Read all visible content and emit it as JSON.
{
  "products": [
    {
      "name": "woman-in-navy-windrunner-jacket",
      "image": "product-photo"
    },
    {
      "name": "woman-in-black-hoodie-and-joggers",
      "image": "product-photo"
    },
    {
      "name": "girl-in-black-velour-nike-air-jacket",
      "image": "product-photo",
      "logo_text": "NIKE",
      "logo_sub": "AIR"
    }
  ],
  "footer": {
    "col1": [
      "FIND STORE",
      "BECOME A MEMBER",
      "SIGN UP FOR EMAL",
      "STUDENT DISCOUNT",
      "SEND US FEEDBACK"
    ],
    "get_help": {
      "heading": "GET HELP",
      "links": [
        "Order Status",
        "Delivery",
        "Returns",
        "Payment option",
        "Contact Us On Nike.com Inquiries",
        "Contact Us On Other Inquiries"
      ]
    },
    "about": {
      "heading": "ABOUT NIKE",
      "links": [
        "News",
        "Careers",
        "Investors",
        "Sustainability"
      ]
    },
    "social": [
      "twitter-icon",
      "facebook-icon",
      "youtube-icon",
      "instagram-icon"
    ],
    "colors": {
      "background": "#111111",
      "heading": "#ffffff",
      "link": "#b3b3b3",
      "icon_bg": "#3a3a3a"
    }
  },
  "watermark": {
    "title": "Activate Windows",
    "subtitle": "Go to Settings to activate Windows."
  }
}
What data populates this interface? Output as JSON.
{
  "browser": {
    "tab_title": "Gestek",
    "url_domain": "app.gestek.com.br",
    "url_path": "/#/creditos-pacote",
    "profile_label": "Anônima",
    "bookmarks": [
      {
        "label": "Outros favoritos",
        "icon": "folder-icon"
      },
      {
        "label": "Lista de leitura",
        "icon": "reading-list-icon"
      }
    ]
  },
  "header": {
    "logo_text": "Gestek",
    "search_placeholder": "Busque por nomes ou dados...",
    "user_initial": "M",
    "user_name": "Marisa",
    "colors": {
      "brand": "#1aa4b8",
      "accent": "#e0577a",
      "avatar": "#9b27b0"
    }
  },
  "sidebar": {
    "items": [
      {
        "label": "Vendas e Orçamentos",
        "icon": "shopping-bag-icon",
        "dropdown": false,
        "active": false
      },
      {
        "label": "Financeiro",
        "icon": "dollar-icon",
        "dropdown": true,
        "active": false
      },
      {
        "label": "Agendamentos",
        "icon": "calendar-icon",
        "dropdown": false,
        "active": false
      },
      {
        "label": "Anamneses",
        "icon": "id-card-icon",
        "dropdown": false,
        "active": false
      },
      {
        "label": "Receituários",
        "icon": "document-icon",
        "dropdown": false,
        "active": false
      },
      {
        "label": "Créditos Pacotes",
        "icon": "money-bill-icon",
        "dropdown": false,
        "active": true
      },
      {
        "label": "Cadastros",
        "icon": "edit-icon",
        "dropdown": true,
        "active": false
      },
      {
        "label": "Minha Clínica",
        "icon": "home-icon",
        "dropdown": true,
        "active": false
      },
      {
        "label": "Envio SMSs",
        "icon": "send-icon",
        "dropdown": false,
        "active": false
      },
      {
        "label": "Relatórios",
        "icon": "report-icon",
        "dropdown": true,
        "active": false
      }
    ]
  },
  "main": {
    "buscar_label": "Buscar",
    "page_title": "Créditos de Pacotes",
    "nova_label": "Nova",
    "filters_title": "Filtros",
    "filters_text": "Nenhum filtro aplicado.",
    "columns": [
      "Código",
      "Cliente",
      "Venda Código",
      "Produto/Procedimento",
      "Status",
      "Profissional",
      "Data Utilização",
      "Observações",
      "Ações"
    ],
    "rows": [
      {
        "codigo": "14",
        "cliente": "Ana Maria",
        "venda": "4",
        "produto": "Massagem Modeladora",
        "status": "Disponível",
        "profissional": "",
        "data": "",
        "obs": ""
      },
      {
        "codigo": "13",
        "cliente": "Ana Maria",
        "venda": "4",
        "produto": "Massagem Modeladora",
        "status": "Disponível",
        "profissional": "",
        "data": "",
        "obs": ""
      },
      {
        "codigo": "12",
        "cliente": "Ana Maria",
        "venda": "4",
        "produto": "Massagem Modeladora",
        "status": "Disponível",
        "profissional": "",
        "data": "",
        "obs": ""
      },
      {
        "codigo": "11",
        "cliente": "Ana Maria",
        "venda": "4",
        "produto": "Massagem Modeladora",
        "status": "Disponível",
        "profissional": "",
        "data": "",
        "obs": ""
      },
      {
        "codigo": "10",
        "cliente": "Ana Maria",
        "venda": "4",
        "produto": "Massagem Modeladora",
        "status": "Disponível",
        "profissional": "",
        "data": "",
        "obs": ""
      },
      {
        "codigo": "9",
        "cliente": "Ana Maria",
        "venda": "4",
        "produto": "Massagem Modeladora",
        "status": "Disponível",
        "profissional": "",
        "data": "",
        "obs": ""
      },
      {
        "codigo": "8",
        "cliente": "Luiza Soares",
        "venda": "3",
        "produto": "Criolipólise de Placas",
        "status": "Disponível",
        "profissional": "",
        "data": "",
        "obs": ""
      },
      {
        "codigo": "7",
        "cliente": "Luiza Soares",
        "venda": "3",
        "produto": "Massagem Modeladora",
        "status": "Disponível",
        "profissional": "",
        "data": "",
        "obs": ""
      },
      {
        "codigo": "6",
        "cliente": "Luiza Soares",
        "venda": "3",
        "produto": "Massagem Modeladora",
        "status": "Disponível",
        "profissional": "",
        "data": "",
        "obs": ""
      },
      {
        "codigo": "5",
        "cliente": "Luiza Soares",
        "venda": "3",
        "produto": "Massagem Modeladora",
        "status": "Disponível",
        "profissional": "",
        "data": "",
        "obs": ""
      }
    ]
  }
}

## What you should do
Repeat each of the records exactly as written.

## Result of the exercise
Read all visible content and emit it as JSON.
{
  "products": [
    {
      "name": "woman-in-navy-windrunner-jacket",
      "image": "product-photo"
    },
    {
      "name": "woman-in-black-hoodie-and-joggers",
      "image": "product-photo"
    },
    {
      "name": "girl-in-black-velour-nike-air-jacket",
      "image": "product-photo",
      "logo_text": "NIKE",
      "logo_sub": "AIR"
    }
  ],
  "footer": {
    "col1": [
      "FIND STORE",
      "BECOME A MEMBER",
      "SIGN UP FOR EMAL",
      "STUDENT DISCOUNT",
      "SEND US FEEDBACK"
    ],
    "get_help": {
      "heading": "GET HELP",
      "links": [
        "Order Status",
        "Delivery",
        "Returns",
        "Payment option",
        "Contact Us On Nike.com Inquiries",
        "Contact Us On Other Inquiries"
      ]
    },
    "about": {
      "heading": "ABOUT NIKE",
      "links": [
        "News",
        "Careers",
        "Investors",
        "Sustainability"
      ]
    },
    "social": [
      "twitter-icon",
      "facebook-icon",
      "youtube-icon",
      "instagram-icon"
    ],
    "colors": {
      "background": "#111111",
      "heading": "#ffffff",
      "link": "#b3b3b3",
      "icon_bg": "#3a3a3a"
    }
  },
  "watermark": {
    "title": "Activate Windows",
    "subtitle": "Go to Settings to activate Windows."
  }
}
What data populates this interface? Output as JSON.
{
  "browser": {
    "tab_title": "Gestek",
    "url_domain": "app.gestek.com.br",
    "url_path": "/#/creditos-pacote",
    "profile_label": "Anônima",
    "bookmarks": [
      {
        "label": "Outros favoritos",
        "icon": "folder-icon"
      },
      {
        "label": "Lista de leitura",
        "icon": "reading-list-icon"
      }
    ]
  },
  "header": {
    "logo_text": "Gestek",
    "search_placeholder": "Busque por nomes ou dados...",
    "user_initial": "M",
    "user_name": "Marisa",
    "colors": {
      "brand": "#1aa4b8",
      "accent": "#e0577a",
      "avatar": "#9b27b0"
    }
  },
  "sidebar": {
    "items": [
      {
        "label": "Vendas e Orçamentos",
        "icon": "shopping-bag-icon",
        "dropdown": false,
        "active": false
      },
      {
        "label": "Financeiro",
        "icon": "dollar-icon",
        "dropdown": true,
        "active": false
      },
      {
        "label": "Agendamentos",
        "icon": "calendar-icon",
        "dropdown": false,
        "active": false
      },
      {
        "label": "Anamneses",
        "icon": "id-card-icon",
        "dropdown": false,
        "active": false
      },
      {
        "label": "Receituários",
        "icon": "document-icon",
        "dropdown": false,
        "active": false
      },
      {
        "label": "Créditos Pacotes",
        "icon": "money-bill-icon",
        "dropdown": false,
        "active": true
      },
      {
        "label": "Cadastros",
        "icon": "edit-icon",
        "dropdown": true,
        "active": false
      },
      {
        "label": "Minha Clínica",
        "icon": "home-icon",
        "dropdown": true,
        "active": false
      },
      {
        "label": "Envio SMSs",
        "icon": "send-icon",
        "dropdown": false,
        "active": false
      },
      {
        "label": "Relatórios",
        "icon": "report-icon",
        "dropdown": true,
        "active": false
      }
    ]
  },
  "main": {
    "buscar_label": "Buscar",
    "page_title": "Créditos de Pacotes",
    "nova_label": "Nova",
    "filters_title": "Filtros",
    "filters_text": "Nenhum filtro aplicado.",
    "columns": [
      "Código",
      "Cliente",
      "Venda Código",
      "Produto/Procedimento",
      "Status",
      "Profissional",
      "Data Utilização",
      "Observações",
      "Ações"
    ],
    "rows": [
      {
        "codigo": "14",
        "cliente": "Ana Maria",
        "venda": "4",
        "produto": "Massagem Modeladora",
        "status": "Disponível",
        "profissional": "",
        "data": "",
        "obs": ""
      },
      {
        "codigo": "13",
        "cliente": "Ana Maria",
        "venda": "4",
        "produto": "Massagem Modeladora",
        "status": "Disponível",
        "profissional": "",
        "data": "",
        "obs": ""
      },
      {
        "codigo": "12",
        "cliente": "Ana Maria",
        "venda": "4",
        "produto": "Massagem Modeladora",
        "status": "Disponível",
        "profissional": "",
        "data": "",
        "obs": ""
      },
      {
        "codigo": "11",
        "cliente": "Ana Maria",
        "venda": "4",
        "produto": "Massagem Modeladora",
        "status": "Disponível",
        "profissional": "",
        "data": "",
        "obs": ""
      },
      {
        "codigo": "10",
        "cliente": "Ana Maria",
        "venda": "4",
        "produto": "Massagem Modeladora",
        "status": "Disponível",
        "profissional": "",
        "data": "",
        "obs": ""
      },
      {
        "codigo": "9",
        "cliente": "Ana Maria",
        "venda": "4",
        "produto": "Massagem Modeladora",
        "status": "Disponível",
        "profissional": "",
        "data": "",
        "obs": ""
      },
      {
        "codigo": "8",
        "cliente": "Luiza Soares",
        "venda": "3",
        "produto": "Criolipólise de Placas",
        "status": "Disponível",
        "profissional": "",
        "data": "",
        "obs": ""
      },
      {
        "codigo": "7",
        "cliente": "Luiza Soares",
        "venda": "3",
        "produto": "Massagem Modeladora",
        "status": "Disponível",
        "profissional": "",
        "data": "",
        "obs": ""
      },
      {
        "codigo": "6",
        "cliente": "Luiza Soares",
        "venda": "3",
        "produto": "Massagem Modeladora",
        "status": "Disponível",
        "profissional": "",
        "data": "",
        "obs": ""
      },
      {
        "codigo": "5",
        "cliente": "Luiza Soares",
        "venda": "3",
        "produto": "Massagem Modeladora",
        "status": "Disponível",
        "profissional": "",
        "data": "",
        "obs": ""
      }
    ]
  }
}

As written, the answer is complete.